▶ _Task_
What is needed is an exact copy of all the records below.

Stored items from a collection:

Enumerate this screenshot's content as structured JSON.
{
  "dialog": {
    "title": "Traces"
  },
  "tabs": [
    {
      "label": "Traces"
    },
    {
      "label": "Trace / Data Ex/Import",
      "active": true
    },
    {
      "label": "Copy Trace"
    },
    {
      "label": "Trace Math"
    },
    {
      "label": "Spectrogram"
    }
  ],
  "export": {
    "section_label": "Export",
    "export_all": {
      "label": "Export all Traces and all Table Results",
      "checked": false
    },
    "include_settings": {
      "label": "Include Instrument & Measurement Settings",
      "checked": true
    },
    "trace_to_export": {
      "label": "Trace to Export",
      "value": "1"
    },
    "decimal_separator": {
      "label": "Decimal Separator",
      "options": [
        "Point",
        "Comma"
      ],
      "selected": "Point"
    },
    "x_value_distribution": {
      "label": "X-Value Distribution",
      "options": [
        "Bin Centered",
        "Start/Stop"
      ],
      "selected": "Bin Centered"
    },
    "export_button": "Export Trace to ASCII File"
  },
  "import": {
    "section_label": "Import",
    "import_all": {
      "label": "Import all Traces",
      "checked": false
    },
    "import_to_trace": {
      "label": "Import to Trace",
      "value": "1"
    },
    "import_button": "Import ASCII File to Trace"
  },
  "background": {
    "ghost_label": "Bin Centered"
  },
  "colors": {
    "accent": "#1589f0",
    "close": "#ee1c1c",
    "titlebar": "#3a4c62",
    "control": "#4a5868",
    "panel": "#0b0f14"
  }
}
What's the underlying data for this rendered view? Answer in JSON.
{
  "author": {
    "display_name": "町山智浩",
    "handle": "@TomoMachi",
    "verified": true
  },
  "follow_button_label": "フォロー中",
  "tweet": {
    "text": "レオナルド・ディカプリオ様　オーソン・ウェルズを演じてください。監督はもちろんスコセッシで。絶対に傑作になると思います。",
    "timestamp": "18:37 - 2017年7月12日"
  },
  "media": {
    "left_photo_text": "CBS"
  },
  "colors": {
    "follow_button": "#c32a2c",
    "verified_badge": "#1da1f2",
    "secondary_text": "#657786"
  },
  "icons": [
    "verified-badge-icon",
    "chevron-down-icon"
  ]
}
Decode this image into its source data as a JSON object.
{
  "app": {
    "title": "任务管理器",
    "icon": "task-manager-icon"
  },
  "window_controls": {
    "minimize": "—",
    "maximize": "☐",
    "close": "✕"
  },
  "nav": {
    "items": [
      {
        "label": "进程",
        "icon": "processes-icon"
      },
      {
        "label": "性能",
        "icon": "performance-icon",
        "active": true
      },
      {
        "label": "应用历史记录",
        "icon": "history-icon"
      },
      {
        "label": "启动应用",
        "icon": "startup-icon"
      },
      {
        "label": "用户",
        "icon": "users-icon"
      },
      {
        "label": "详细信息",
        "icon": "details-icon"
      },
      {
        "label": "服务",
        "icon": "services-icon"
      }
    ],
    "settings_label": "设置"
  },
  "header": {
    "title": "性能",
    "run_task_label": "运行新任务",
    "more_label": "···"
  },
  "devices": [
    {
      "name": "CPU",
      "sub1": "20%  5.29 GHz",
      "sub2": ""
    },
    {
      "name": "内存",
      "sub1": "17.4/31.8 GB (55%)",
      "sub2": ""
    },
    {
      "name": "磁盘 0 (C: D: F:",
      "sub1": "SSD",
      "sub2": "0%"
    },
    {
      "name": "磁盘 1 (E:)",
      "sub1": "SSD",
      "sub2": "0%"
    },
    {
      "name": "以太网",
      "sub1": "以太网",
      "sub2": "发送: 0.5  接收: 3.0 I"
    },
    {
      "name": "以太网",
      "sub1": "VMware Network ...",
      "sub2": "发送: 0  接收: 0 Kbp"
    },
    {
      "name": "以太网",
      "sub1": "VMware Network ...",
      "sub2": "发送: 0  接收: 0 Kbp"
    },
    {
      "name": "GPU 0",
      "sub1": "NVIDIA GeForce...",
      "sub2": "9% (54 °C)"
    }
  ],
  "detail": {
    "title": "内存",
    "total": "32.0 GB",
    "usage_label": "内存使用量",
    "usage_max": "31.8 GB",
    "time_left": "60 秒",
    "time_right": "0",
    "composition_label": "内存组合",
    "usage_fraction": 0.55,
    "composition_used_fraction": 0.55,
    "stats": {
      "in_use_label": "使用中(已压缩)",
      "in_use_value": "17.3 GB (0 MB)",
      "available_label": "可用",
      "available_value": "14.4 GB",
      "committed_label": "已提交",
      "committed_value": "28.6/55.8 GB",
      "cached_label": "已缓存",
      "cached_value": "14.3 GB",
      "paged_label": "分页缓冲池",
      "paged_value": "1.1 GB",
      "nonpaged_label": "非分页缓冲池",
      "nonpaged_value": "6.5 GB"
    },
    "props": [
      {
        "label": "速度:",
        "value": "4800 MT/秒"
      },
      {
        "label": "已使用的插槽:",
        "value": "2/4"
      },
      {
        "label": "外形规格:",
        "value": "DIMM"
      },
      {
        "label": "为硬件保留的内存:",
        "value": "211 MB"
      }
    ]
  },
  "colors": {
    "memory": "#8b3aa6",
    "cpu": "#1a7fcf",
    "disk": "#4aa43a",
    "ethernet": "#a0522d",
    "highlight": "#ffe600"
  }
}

▶ _Solution to this problem_
Enumerate this screenshot's content as structured JSON.
{
  "dialog": {
    "title": "Traces"
  },
  "tabs": [
    {
      "label": "Traces"
    },
    {
      "label": "Trace / Data Ex/Import",
      "active": true
    },
    {
      "label": "Copy Trace"
    },
    {
      "label": "Trace Math"
    },
    {
      "label": "Spectrogram"
    }
  ],
  "export": {
    "section_label": "Export",
    "export_all": {
      "label": "Export all Traces and all Table Results",
      "checked": false
    },
    "include_settings": {
      "label": "Include Instrument & Measurement Settings",
      "checked": true
    },
    "trace_to_export": {
      "label": "Trace to Export",
      "value": "1"
    },
    "decimal_separator": {
      "label": "Decimal Separator",
      "options": [
        "Point",
        "Comma"
      ],
      "selected": "Point"
    },
    "x_value_distribution": {
      "label": "X-Value Distribution",
      "options": [
        "Bin Centered",
        "Start/Stop"
      ],
      "selected": "Bin Centered"
    },
    "export_button": "Export Trace to ASCII File"
  },
  "import": {
    "section_label": "Import",
    "import_all": {
      "label": "Import all Traces",
      "checked": false
    },
    "import_to_trace": {
      "label": "Import to Trace",
      "value": "1"
    },
    "import_button": "Import ASCII File to Trace"
  },
  "background": {
    "ghost_label": "Bin Centered"
  },
  "colors": {
    "accent": "#1589f0",
    "close": "#ee1c1c",
    "titlebar": "#3a4c62",
    "control": "#4a5868",
    "panel": "#0b0f14"
  }
}
What's the underlying data for this rendered view? Answer in JSON.
{
  "author": {
    "display_name": "町山智浩",
    "handle": "@TomoMachi",
    "verified": true
  },
  "follow_button_label": "フォロー中",
  "tweet": {
    "text": "レオナルド・ディカプリオ様　オーソン・ウェルズを演じてください。監督はもちろんスコセッシで。絶対に傑作になると思います。",
    "timestamp": "18:37 - 2017年7月12日"
  },
  "media": {
    "left_photo_text": "CBS"
  },
  "colors": {
    "follow_button": "#c32a2c",
    "verified_badge": "#1da1f2",
    "secondary_text": "#657786"
  },
  "icons": [
    "verified-badge-icon",
    "chevron-down-icon"
  ]
}
Decode this image into its source data as a JSON object.
{
  "app": {
    "title": "任务管理器",
    "icon": "task-manager-icon"
  },
  "window_controls": {
    "minimize": "—",
    "maximize": "☐",
    "close": "✕"
  },
  "nav": {
    "items": [
      {
        "label": "进程",
        "icon": "processes-icon"
      },
      {
        "label": "性能",
        "icon": "performance-icon",
        "active": true
      },
      {
        "label": "应用历史记录",
        "icon": "history-icon"
      },
      {
        "label": "启动应用",
        "icon": "startup-icon"
      },
      {
        "label": "用户",
        "icon": "users-icon"
      },
      {
        "label": "详细信息",
        "icon": "details-icon"
      },
      {
        "label": "服务",
        "icon": "services-icon"
      }
    ],
    "settings_label": "设置"
  },
  "header": {
    "title": "性能",
    "run_task_label": "运行新任务",
    "more_label": "···"
  },
  "devices": [
    {
      "name": "CPU",
      "sub1": "20%  5.29 GHz",
      "sub2": ""
    },
    {
      "name": "内存",
      "sub1": "17.4/31.8 GB (55%)",
      "sub2": ""
    },
    {
      "name": "磁盘 0 (C: D: F:",
      "sub1": "SSD",
      "sub2": "0%"
    },
    {
      "name": "磁盘 1 (E:)",
      "sub1": "SSD",
      "sub2": "0%"
    },
    {
      "name": "以太网",
      "sub1": "以太网",
      "sub2": "发送: 0.5  接收: 3.0 I"
    },
    {
      "name": "以太网",
      "sub1": "VMware Network ...",
      "sub2": "发送: 0  接收: 0 Kbp"
    },
    {
      "name": "以太网",
      "sub1": "VMware Network ...",
      "sub2": "发送: 0  接收: 0 Kbp"
    },
    {
      "name": "GPU 0",
      "sub1": "NVIDIA GeForce...",
      "sub2": "9% (54 °C)"
    }
  ],
  "detail": {
    "title": "内存",
    "total": "32.0 GB",
    "usage_label": "内存使用量",
    "usage_max": "31.8 GB",
    "time_left": "60 秒",
    "time_right": "0",
    "composition_label": "内存组合",
    "usage_fraction": 0.55,
    "composition_used_fraction": 0.55,
    "stats": {
      "in_use_label": "使用中(已压缩)",
      "in_use_value": "17.3 GB (0 MB)",
      "available_label": "可用",
      "available_value": "14.4 GB",
      "committed_label": "已提交",
      "committed_value": "28.6/55.8 GB",
      "cached_label": "已缓存",
      "cached_value": "14.3 GB",
      "paged_label": "分页缓冲池",
      "paged_value": "1.1 GB",
      "nonpaged_label": "非分页缓冲池",
      "nonpaged_value": "6.5 GB"
    },
    "props": [
      {
        "label": "速度:",
        "value": "4800 MT/秒"
      },
      {
        "label": "已使用的插槽:",
        "value": "2/4"
      },
      {
        "label": "外形规格:",
        "value": "DIMM"
      },
      {
        "label": "为硬件保留的内存:",
        "value": "211 MB"
      }
    ]
  },
  "colors": {
    "memory": "#8b3aa6",
    "cpu": "#1a7fcf",
    "disk": "#4aa43a",
    "ethernet": "#a0522d",
    "highlight": "#ffe600"
  }
}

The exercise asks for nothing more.